_TASK PROMPT_
Word for word, copy all the data and drop the pictures.

[Component data from apps and pages]
::::::

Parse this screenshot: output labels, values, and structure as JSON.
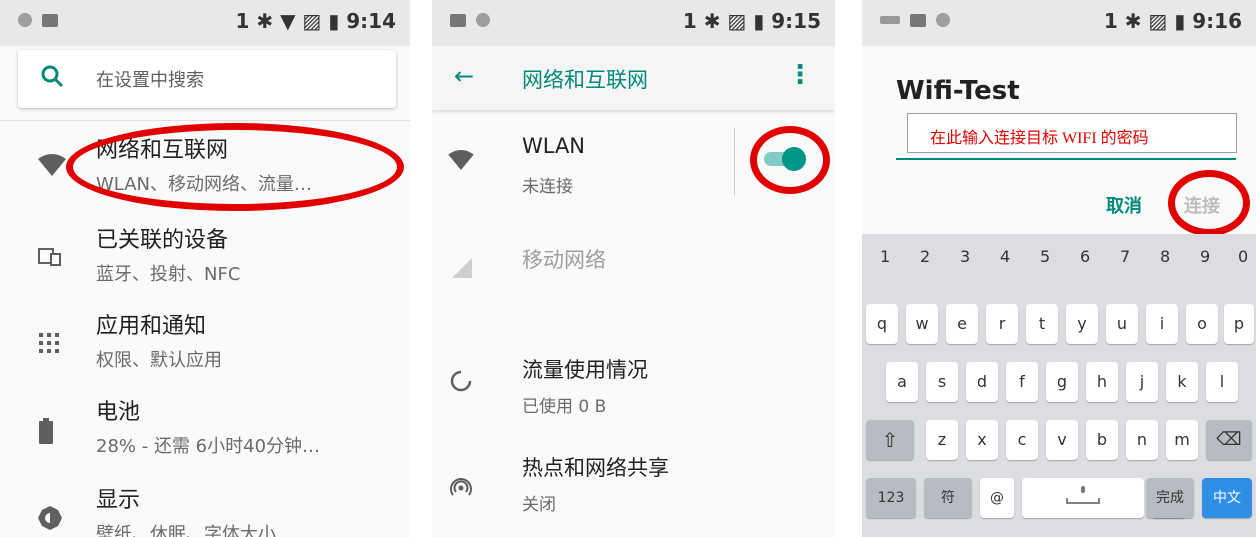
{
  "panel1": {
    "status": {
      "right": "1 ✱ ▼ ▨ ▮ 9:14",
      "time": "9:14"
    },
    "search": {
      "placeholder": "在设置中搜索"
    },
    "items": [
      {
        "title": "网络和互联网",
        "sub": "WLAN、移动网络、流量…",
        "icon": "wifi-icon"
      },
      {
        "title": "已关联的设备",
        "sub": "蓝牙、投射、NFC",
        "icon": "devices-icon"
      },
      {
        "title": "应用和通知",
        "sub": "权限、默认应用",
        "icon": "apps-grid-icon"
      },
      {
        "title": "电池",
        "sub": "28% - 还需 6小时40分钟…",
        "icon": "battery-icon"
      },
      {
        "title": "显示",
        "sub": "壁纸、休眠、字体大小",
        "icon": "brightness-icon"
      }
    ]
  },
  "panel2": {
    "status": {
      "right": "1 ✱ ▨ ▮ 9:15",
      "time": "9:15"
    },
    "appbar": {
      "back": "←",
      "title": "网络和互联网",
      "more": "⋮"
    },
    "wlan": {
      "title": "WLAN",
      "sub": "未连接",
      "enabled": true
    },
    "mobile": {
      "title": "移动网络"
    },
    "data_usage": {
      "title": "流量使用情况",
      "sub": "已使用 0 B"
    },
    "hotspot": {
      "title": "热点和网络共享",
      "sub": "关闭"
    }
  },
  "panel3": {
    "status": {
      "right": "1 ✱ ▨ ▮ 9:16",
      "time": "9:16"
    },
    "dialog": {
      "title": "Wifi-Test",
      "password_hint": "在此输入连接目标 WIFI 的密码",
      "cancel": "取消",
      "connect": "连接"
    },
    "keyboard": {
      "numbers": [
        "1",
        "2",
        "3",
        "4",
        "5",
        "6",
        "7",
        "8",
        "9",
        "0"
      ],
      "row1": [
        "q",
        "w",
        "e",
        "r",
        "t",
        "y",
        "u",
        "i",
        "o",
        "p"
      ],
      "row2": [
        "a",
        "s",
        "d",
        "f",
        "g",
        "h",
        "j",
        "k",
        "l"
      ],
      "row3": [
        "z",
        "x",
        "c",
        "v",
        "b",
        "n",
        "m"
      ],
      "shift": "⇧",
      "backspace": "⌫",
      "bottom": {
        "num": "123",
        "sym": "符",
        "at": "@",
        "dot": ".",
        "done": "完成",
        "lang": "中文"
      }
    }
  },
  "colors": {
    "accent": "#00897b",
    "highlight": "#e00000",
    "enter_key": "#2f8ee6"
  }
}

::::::

_ANSWER BELOW_
Parse this screenshot: output labels, values, and structure as JSON.
{
  "panel1": {
    "status": {
      "right": "1 ✱ ▼ ▨ ▮ 9:14",
      "time": "9:14"
    },
    "search": {
      "placeholder": "在设置中搜索"
    },
    "items": [
      {
        "title": "网络和互联网",
        "sub": "WLAN、移动网络、流量…",
        "icon": "wifi-icon"
      },
      {
        "title": "已关联的设备",
        "sub": "蓝牙、投射、NFC",
        "icon": "devices-icon"
      },
      {
        "title": "应用和通知",
        "sub": "权限、默认应用",
        "icon": "apps-grid-icon"
      },
      {
        "title": "电池",
        "sub": "28% - 还需 6小时40分钟…",
        "icon": "battery-icon"
      },
      {
        "title": "显示",
        "sub": "壁纸、休眠、字体大小",
        "icon": "brightness-icon"
      }
    ]
  },
  "panel2": {
    "status": {
      "right": "1 ✱ ▨ ▮ 9:15",
      "time": "9:15"
    },
    "appbar": {
      "back": "←",
      "title": "网络和互联网",
      "more": "⋮"
    },
    "wlan": {
      "title": "WLAN",
      "sub": "未连接",
      "enabled": true
    },
    "mobile": {
      "title": "移动网络"
    },
    "data_usage": {
      "title": "流量使用情况",
      "sub": "已使用 0 B"
    },
    "hotspot": {
      "title": "热点和网络共享",
      "sub": "关闭"
    }
  },
  "panel3": {
    "status": {
      "right": "1 ✱ ▨ ▮ 9:16",
      "time": "9:16"
    },
    "dialog": {
      "title": "Wifi-Test",
      "password_hint": "在此输入连接目标 WIFI 的密码",
      "cancel": "取消",
      "connect": "连接"
    },
    "keyboard": {
      "numbers": [
        "1",
        "2",
        "3",
        "4",
        "5",
        "6",
        "7",
        "8",
        "9",
        "0"
      ],
      "row1": [
        "q",
        "w",
        "e",
        "r",
        "t",
        "y",
        "u",
        "i",
        "o",
        "p"
      ],
      "row2": [
        "a",
        "s",
        "d",
        "f",
        "g",
        "h",
        "j",
        "k",
        "l"
      ],
      "row3": [
        "z",
        "x",
        "c",
        "v",
        "b",
        "n",
        "m"
      ],
      "shift": "⇧",
      "backspace": "⌫",
      "bottom": {
        "num": "123",
        "sym": "符",
        "at": "@",
        "dot": ".",
        "done": "完成",
        "lang": "中文"
      }
    }
  },
  "colors": {
    "accent": "#00897b",
    "highlight": "#e00000",
    "enter_key": "#2f8ee6"
  }
}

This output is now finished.